President Trump announces tariffs on steel and aluminum earlier this month, flanked by Steven Mnuchin, Wilbur Ross, Robert Lighthizer, and Peter Navarro. Photo: Chip Somodevilla / Getty Images

For months, President Donald Trump has been badgering his economic advisors to give him broad, unilateral authority to raise tariffs — a move that would all but break the World Trade Organization.
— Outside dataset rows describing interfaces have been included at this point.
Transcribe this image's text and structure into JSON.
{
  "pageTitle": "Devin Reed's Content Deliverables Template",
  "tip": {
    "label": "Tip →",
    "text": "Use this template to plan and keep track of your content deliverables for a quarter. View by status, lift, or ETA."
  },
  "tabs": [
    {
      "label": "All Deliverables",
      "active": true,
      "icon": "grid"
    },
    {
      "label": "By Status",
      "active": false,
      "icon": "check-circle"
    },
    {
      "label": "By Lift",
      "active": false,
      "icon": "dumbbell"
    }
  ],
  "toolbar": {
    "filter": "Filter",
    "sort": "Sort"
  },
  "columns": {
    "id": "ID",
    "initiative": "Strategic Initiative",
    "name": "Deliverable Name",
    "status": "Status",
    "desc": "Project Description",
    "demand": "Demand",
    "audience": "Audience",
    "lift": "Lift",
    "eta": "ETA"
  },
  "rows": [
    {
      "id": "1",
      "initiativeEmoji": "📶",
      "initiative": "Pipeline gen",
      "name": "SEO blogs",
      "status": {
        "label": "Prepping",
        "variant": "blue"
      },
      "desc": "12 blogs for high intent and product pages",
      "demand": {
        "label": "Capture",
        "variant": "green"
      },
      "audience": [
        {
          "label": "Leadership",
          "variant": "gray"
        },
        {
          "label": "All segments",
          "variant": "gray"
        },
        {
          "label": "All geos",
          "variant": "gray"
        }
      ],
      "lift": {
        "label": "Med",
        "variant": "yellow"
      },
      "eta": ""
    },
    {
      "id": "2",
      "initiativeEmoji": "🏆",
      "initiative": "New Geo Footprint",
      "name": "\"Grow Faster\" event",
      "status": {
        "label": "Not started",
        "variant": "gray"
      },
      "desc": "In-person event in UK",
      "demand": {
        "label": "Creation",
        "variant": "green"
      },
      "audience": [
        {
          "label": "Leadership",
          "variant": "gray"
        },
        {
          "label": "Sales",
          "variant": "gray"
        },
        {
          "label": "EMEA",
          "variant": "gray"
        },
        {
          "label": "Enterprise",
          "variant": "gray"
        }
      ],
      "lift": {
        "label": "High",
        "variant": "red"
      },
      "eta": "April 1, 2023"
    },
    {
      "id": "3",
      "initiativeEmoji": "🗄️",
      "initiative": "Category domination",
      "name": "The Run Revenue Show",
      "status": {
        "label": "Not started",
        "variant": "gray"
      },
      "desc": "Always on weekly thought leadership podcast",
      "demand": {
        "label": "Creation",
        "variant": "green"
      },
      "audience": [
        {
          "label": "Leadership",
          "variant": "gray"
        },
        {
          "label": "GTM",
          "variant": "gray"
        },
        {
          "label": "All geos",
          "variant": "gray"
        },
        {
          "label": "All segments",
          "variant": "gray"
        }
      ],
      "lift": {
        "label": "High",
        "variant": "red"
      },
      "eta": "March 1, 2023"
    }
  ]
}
His favorite word: “reciprocal.” He’s always complaining to staff about the fact that the U.S. has much lower tariffs on some foreign goods than other countries have on the same American-made goods. The key example is cars: The European Union has a 10 percent tariff on all cars, including those manufactured in America, and China hits all foreign-made cars with 25 percent tariffs. But the U.S. only charges 2.5 percent for foreign cars we import.